Every record must come back unchanged, apart from the pictures, which are dropped.
***** RECORD EXCERPTS
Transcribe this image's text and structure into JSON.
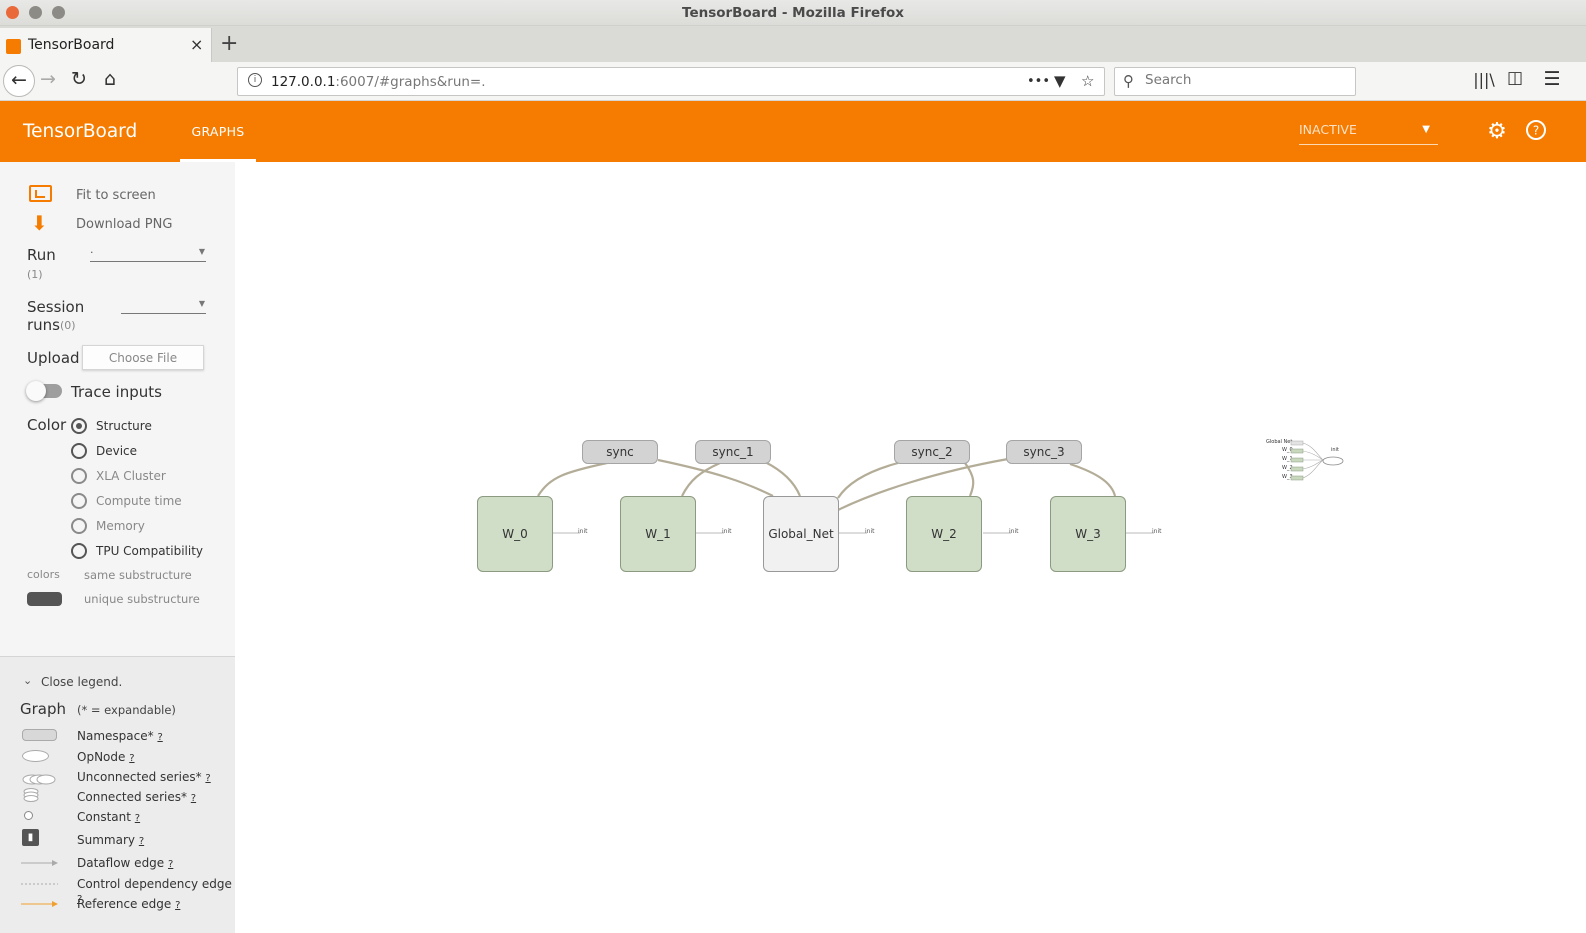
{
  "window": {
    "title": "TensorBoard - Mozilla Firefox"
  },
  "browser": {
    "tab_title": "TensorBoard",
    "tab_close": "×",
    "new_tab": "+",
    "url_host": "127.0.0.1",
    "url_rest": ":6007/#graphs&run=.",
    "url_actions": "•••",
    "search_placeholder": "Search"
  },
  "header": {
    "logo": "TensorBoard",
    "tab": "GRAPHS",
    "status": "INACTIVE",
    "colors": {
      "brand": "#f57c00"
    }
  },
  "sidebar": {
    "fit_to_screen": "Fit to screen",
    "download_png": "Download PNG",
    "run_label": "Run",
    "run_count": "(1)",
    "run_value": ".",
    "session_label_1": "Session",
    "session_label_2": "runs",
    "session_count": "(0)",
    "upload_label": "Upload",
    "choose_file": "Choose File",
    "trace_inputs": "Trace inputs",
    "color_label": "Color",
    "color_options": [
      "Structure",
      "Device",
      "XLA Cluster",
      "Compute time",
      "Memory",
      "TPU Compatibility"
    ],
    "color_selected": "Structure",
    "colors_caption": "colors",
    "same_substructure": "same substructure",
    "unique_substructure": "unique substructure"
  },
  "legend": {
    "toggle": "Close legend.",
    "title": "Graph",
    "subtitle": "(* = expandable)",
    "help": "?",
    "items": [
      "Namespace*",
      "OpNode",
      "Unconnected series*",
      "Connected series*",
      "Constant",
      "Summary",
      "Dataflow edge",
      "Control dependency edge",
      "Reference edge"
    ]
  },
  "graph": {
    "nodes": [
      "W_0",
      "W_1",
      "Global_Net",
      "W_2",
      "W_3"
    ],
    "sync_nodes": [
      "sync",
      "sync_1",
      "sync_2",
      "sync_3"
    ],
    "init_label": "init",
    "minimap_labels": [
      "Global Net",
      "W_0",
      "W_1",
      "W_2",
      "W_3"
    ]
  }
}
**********
RESPONSE:
Transcribe this image's text and structure into JSON.
{
  "window": {
    "title": "TensorBoard - Mozilla Firefox"
  },
  "browser": {
    "tab_title": "TensorBoard",
    "tab_close": "×",
    "new_tab": "+",
    "url_host": "127.0.0.1",
    "url_rest": ":6007/#graphs&run=.",
    "url_actions": "•••",
    "search_placeholder": "Search"
  },
  "header": {
    "logo": "TensorBoard",
    "tab": "GRAPHS",
    "status": "INACTIVE",
    "colors": {
      "brand": "#f57c00"
    }
  },
  "sidebar": {
    "fit_to_screen": "Fit to screen",
    "download_png": "Download PNG",
    "run_label": "Run",
    "run_count": "(1)",
    "run_value": ".",
    "session_label_1": "Session",
    "session_label_2": "runs",
    "session_count": "(0)",
    "upload_label": "Upload",
    "choose_file": "Choose File",
    "trace_inputs": "Trace inputs",
    "color_label": "Color",
    "color_options": [
      "Structure",
      "Device",
      "XLA Cluster",
      "Compute time",
      "Memory",
      "TPU Compatibility"
    ],
    "color_selected": "Structure",
    "colors_caption": "colors",
    "same_substructure": "same substructure",
    "unique_substructure": "unique substructure"
  },
  "legend": {
    "toggle": "Close legend.",
    "title": "Graph",
    "subtitle": "(* = expandable)",
    "help": "?",
    "items": [
      "Namespace*",
      "OpNode",
      "Unconnected series*",
      "Connected series*",
      "Constant",
      "Summary",
      "Dataflow edge",
      "Control dependency edge",
      "Reference edge"
    ]
  },
  "graph": {
    "nodes": [
      "W_0",
      "W_1",
      "Global_Net",
      "W_2",
      "W_3"
    ],
    "sync_nodes": [
      "sync",
      "sync_1",
      "sync_2",
      "sync_3"
    ],
    "init_label": "init",
    "minimap_labels": [
      "Global Net",
      "W_0",
      "W_1",
      "W_2",
      "W_3"
    ]
  }
}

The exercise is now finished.